A provocative article in the Chronicle of Higher Education, “Citation Obsession? Get Over It!” asserts that the academy’s preoccupation with correct citation practices inhibits our ability to help students understand the reasons behind the practice.
“What I advocate here is not to dispense with teaching students how to use sources but rather to abandon our fixation on the form rather than the function of source attribution…Professors’ overattention to flawless citation (or grammar) creates predictable results: Students expend a disproportionate amount of precious time and attention trying to avoid making mistakes. Soon, they also begin to associate “good” writing with mechanically following rules rather than developing good ideas.”
Mention is made of research by the Citation Project which seems to corroborate the author’s assertions. Rebecca Moore Howard and Sandra Jamieson blame “plagiarism hysteria,” which compels teachers to punish improper citation more than reward students’ effective use of sources’ words and ideas.

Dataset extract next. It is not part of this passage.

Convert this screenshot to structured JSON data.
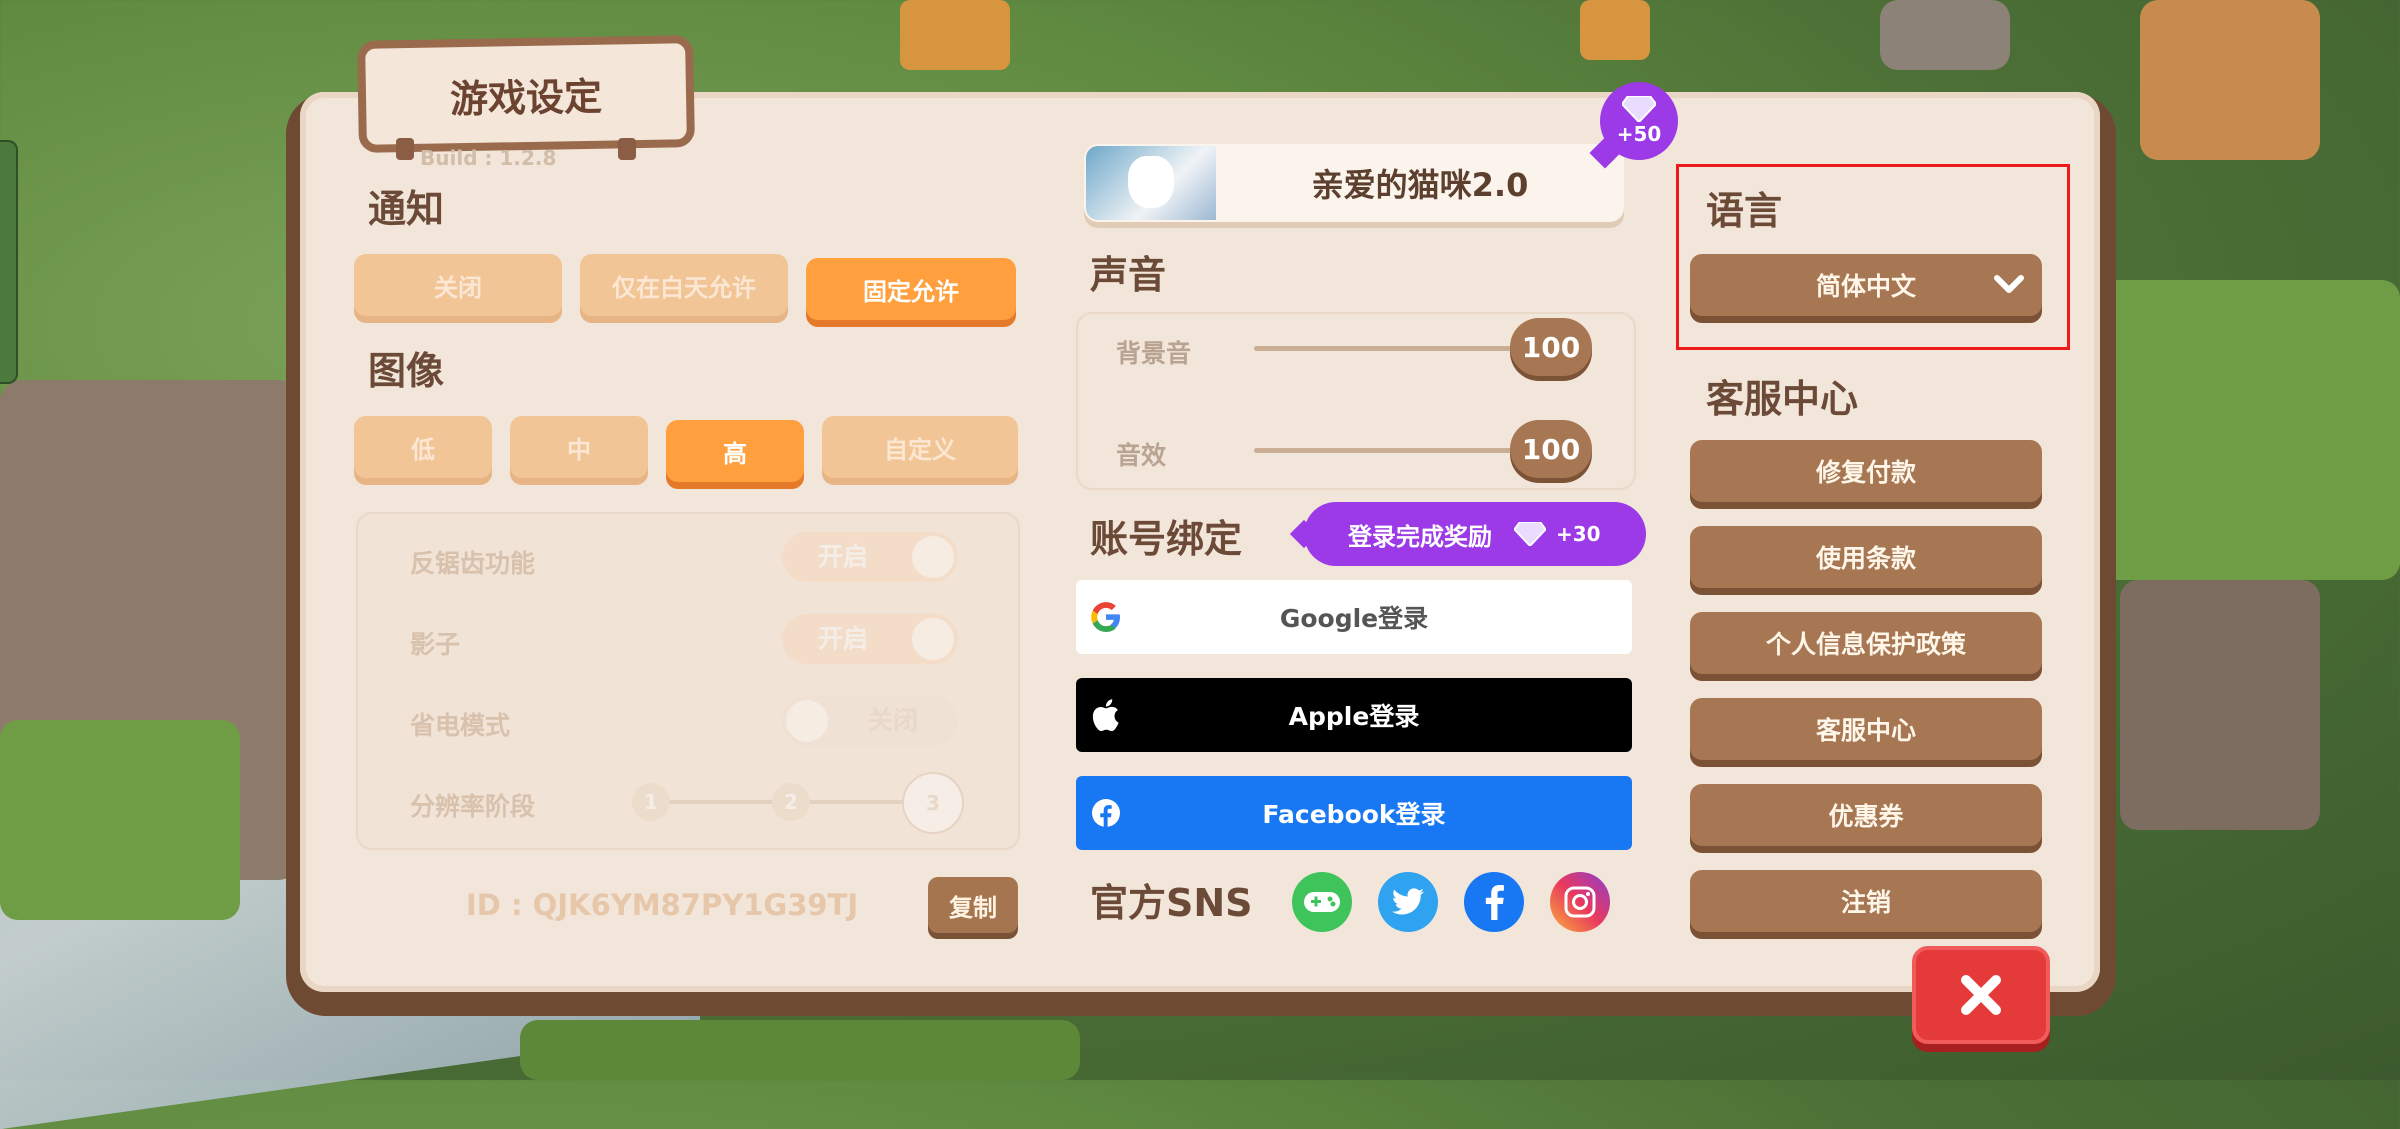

What do you think of this article? Do we focus too much on commas, colons and periods and not enough on the “why’s” behind citing sources?